July 7, 2003. On this date, NASA’s Mars rover Opportunity blasted off on a journey to Mars. After traveling for some seven months through space, Opportunity landed on Mars’ Meridiani Planum on January 25, 2004, three weeks after its twin rover Spirit touched down on the other side of the planet. Spirit stopped moving across Mars’ surface in 2009, and it stopped sending back signals to Earth in 2010. But, 10 years after liftoff, Opportunity remains active, having exceeded its planned 90 sol (90 Martian days) duration of activity by 9 years, 68 days, as measured in earthly time.
Remember the 7 minutes of terror experienced in August 2012 by space scientists following the newest Mars rover, Curiosity? Mars landings are difficult and risky, and some spacecraft have been destroyed while attempting to land. All the more reason to celebrate Opportunity’s 10th anniversary today.

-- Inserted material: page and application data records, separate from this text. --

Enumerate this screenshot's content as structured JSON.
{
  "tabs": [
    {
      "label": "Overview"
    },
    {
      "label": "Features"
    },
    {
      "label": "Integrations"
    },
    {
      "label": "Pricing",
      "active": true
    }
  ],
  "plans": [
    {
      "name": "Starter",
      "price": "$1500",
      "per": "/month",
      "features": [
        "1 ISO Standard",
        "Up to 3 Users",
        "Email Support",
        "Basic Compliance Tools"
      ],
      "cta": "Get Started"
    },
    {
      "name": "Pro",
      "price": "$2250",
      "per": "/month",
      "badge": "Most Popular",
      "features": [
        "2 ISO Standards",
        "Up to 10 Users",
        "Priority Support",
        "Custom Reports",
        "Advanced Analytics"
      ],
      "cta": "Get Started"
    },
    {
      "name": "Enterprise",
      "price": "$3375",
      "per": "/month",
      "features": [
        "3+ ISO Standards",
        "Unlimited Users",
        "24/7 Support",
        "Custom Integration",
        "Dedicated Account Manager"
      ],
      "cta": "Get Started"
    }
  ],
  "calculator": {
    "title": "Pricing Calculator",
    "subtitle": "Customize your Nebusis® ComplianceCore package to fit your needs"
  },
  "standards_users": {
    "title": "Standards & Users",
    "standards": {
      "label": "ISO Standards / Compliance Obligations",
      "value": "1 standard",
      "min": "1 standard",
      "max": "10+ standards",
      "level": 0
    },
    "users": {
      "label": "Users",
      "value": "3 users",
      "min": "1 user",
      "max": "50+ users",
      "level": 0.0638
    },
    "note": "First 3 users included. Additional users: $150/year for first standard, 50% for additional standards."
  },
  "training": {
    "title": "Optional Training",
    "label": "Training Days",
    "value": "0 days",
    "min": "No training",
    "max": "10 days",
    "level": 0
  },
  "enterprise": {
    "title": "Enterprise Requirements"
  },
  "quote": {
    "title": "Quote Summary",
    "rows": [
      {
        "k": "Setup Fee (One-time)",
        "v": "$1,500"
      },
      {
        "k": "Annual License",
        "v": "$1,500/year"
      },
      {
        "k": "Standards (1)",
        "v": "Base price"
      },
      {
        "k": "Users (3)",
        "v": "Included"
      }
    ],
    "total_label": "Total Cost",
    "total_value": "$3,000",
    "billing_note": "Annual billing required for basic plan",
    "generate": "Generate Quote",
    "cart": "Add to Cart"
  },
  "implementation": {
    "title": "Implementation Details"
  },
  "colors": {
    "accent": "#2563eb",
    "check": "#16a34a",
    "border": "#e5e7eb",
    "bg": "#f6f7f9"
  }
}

After nine-plus years of traveling, Opportunity recently set the U.S. space program’s all-time record for mileage on another planet. The milestone occurred on May 15, 2013, when the rover drove 80 meters, bringing its total odometry 35.760 kilometers or 22.220 miles. NASA says:
Opportunity is celebrating [its 10-year anniversary] by driving. The rover is currently en route to Solander Point, a place on the rim of Endurance Crater where a treasure-trove of geological layers is exposed for investigation.
To follow Opportunity and other rovers on Mars, please visit http://marsrovers.jpl.nasa.gov/
Bottom line: NASA’s Mars rover Opportunity blasted off 10 years ago today, on July 7, 2003. Ten years after liftoff, Opportunity remains active
Deborah Byrd created the EarthSky radio series in 1991 and founded EarthSky.org in 1994. Today, she serves as Editor-in-Chief of this website. She has won a galaxy of awards from the broadcasting and science communities, including having an asteroid named 3505 Byrd in her honor. A science communicator and educator since 1976, Byrd believes in science as a force for good in the world and a vital tool for the 21st century. "Being an EarthSky editor is like hosting a big global party for cool nature-lovers," she says.